There ya go folks. My 5 phenomenal Jimmy Stewart movies. So what are your thoughts on this tremendous actor? Are you a fan or is he not your cup of tea? Please share your thoughts.

REVIEW: “Rear Window”

Classic Movie SpotlightREARAlfred Hitchcock’s suspense thriller “Rear Window” is revered by many as one of the director’s finest films. You would have a hard time getting me to disagree. “Rear Window” is a voyeuristic mystery picture that takes place in one single confined location and is all shown from the perspective of the main character. It’s an interesting approach to storytelling but one that’s very effective. There are many recognizable Hitchcockian touches throughout the picture yet it retains a uniqueness that separates it from most of his other films.

The story is seen through the eyes of L.B. “Jeff” Jeffries, an accomplished photographer who is confined to a wheelchair after breaking his leg while on assignment. He spends his time observing his neighbors through the window of his small Greenwich Village apartment. It grows into an obsession for him as he becomes infatuated with what he sees while peeping through their windows. Jeff is a man filled with insecurities and he seems more comfortable living out his life through the lens of his binoculars. In many ways he’s a sad individual who has so many good things within his grasp yet he lacks the confidence to reach out and take them. He begins to suspect a possible murder in one of the apartments and the second half of the film follows his attempt to either prove it or be disproved.

Hitchcock hits head-on the peeping tom mentality that certainly existed then but that’s even more prevalent in today’s reality tv-fueled society. Jeff crosses the boundaries of simple curiosity into full-blown voyeurism and we are right there with him. I found myself just as riveted by what’s on the other end of the binoculars as he was. Several people try to tell Jeff what he’s doing is wrong including his beautiful girlfriend Lisa (Grace Kelly) and his home nurse Stella (Thelma Ritter), but even they fall victim to this creepy temptation. Yet it’s hard to look down on these three characters. Hitchcock exposes some levels of the same voyeuristic compulsions within the audience as we watch things unfold with the same curiosity-driven intensity as Jeff, Lisa, and Stella. Hitchcock causes us to ask if we’re really that different from them?

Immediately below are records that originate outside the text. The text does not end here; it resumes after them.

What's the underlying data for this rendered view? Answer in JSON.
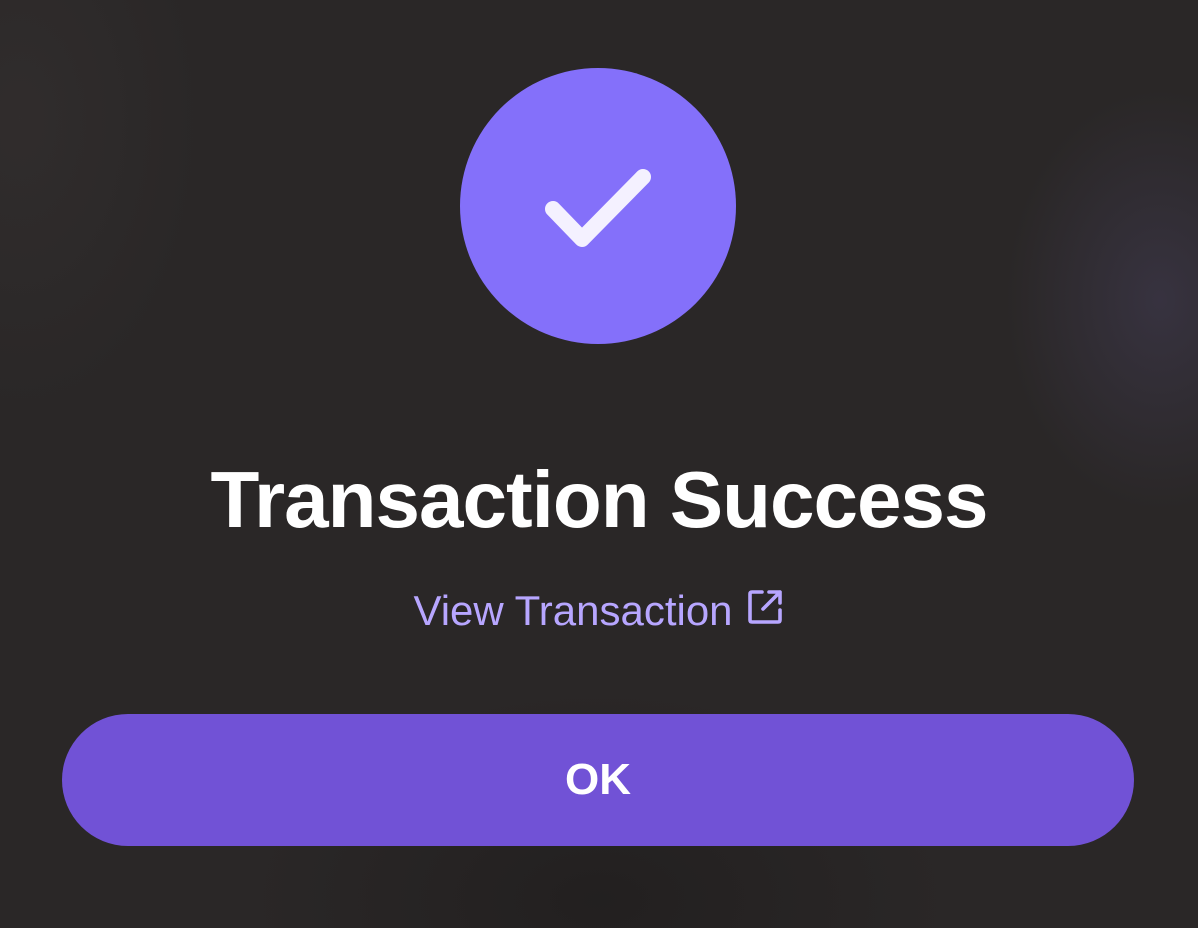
{
  "dialog": {
    "status_icon": "checkmark-icon",
    "title": "Transaction Success",
    "link": {
      "label": "View Transaction",
      "icon": "external-link-icon"
    },
    "ok_button_label": "OK"
  },
  "colors": {
    "background": "#2a2727",
    "accent_circle": "#8470fa",
    "button": "#7152d6",
    "link": "#b7a6ff",
    "title": "#ffffff"
  }
}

I was also intrigued with the way Hitchcock introduces and develops some of his characters. We get to know several people simply by watching them through Jeff’s window. There’s the beautiful Miss Torso, a dancer who occasionally practices in her undies and parties with several male suitors; Miss Lonelyhearts, a sad, depressed woman who has dinner dates with imaginary men; Mr. Thorvald and his bedridden wife; a struggling songwriter, a newlywed couple, and several others. What’s amazing is that we learn a lot about these characters simply by what we observe. It’s a beautiful method of storytelling that adds so much to the picture.

“Rear Window” was filmed on what was at the time the largest constructed set at Paramount. The entire picture takes place in this elaborate neighborhood and, with the exception of a small courtyard, it’s close-quartered construction gives it an almost claustrophobic feel. Hitchcock’s camera sleekly captures the characters as they move from window to window and down strategically placed hallways and alleys. Equally impressive is his skillful use of lighting combined with sound that’s centered around a natural ambiance. Simply put, “Rear Window” is a technically savvy picture that accomplishes a lot within a small compact environment.

For my money “Rear Window” is some of Hitchcock’s best work. It’s straightforward and mysterious at the same time and features characters that are more complex than they appear on the surface. It’s really a simple story that’s a little slow out of the gate but soon has you peeping over Jeff’s shoulder gazing into the living rooms of his neighbors. The intensity ratchets up in the final few scenes and the payoff is very satisfying. “Rear Window” is certainly near the top of Hitchcock’s resume and features a special brand of artistry that’s impossible to dislike.